A long term undercover investigation into the forced sex-trafficking of children and young women by Chicago street gang members has resulted in charges against nine offenders in the nation’s first-ever state-based wiretap investigation targeting the crime of human trafficking, Cook County and Chicago law enforcement officials announced yesterday.
Operation “Little Girl Lost” targeted street gang members who sex-trafficked children and young women, some as young as 12 years old, to sell their sexual services on the streets or the internet as a commodity. The arrests and charges were announced by Anita Alvarez, Cook County State’s Attorney, Garry McCarthy, Chicago Police Superintendent, Darryl McPherson, U.S. Marshal, and officers from the Cook County Sheriff’s Police Vice Unit. “Street gang members are not just selling drugs any longer, they are selling children and young women for sex right here in our own backyards, in some of the most violent and appalling cases of sex trafficking,” Alvarez said. The investigation marks the first time in Cook County and across the nation that law enforcement employed a state-based wiretap in a human-trafficking investigation. The offenders are all gang members, former gang members or associates of various Chicago street gangs.

Chicago Sex-Trafficking

A sex trafficking ring has been brought down by Operation Little Girl Lost. Girls, as young as 12, were being sold for sex by members of the Vice Lords and other gangs. Police have charged eight men and one woman for involuntary sexual servitude of a minor and human trafficking.

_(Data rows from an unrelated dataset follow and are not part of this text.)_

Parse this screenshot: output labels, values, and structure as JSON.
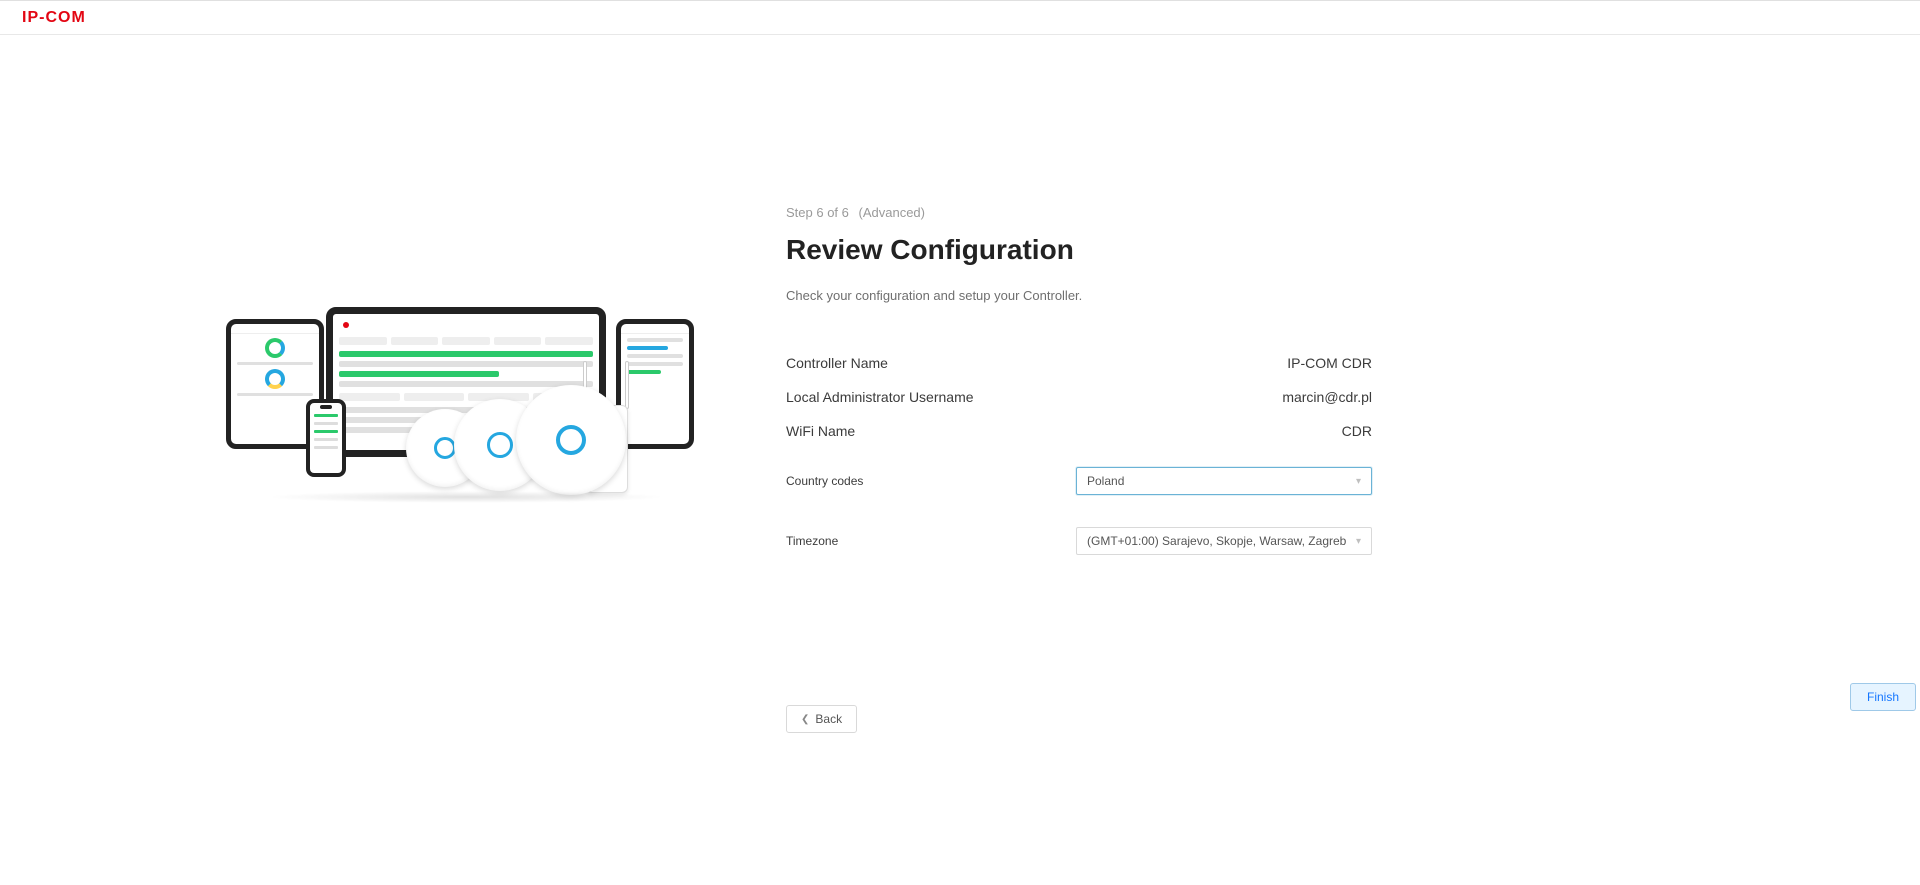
{
  "brand": "IP-COM",
  "step_line": "Step 6 of 6",
  "step_advanced": "(Advanced)",
  "title": "Review Configuration",
  "subtitle": "Check your configuration and setup your Controller.",
  "rows": {
    "controller_name_label": "Controller Name",
    "controller_name_value": "IP-COM CDR",
    "admin_label": "Local Administrator Username",
    "admin_value": "marcin@cdr.pl",
    "wifi_label": "WiFi Name",
    "wifi_value": "CDR"
  },
  "form": {
    "country_label": "Country codes",
    "country_value": "Poland",
    "timezone_label": "Timezone",
    "timezone_value": "(GMT+01:00) Sarajevo, Skopje, Warsaw, Zagreb"
  },
  "buttons": {
    "back": "Back",
    "finish": "Finish"
  }
}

Chicago authorities announced yesterday the results of "Operation Little Girl Lost" that netted the sex trafficking arrests. Working the elevated trains and grocery stores of Chicago's south and west sides, the sex trafficking ring referred to their girls as "hos" and the girls often had to call them "Daddy." According to court documents, a young female witness testified that the ring supplied the young girls with marijuana and ecstasy thereby increasing the hold over the girls in their control. Operation Little Girl Lost took 18 months of hard work to get these predators into court. It was the first time state-based wire tapping was done in a sex trafficking investigation, thanks to the new Illinois State Children's Act. Operation Little Girl Lost only exposed the tip of the proverbial iceberg.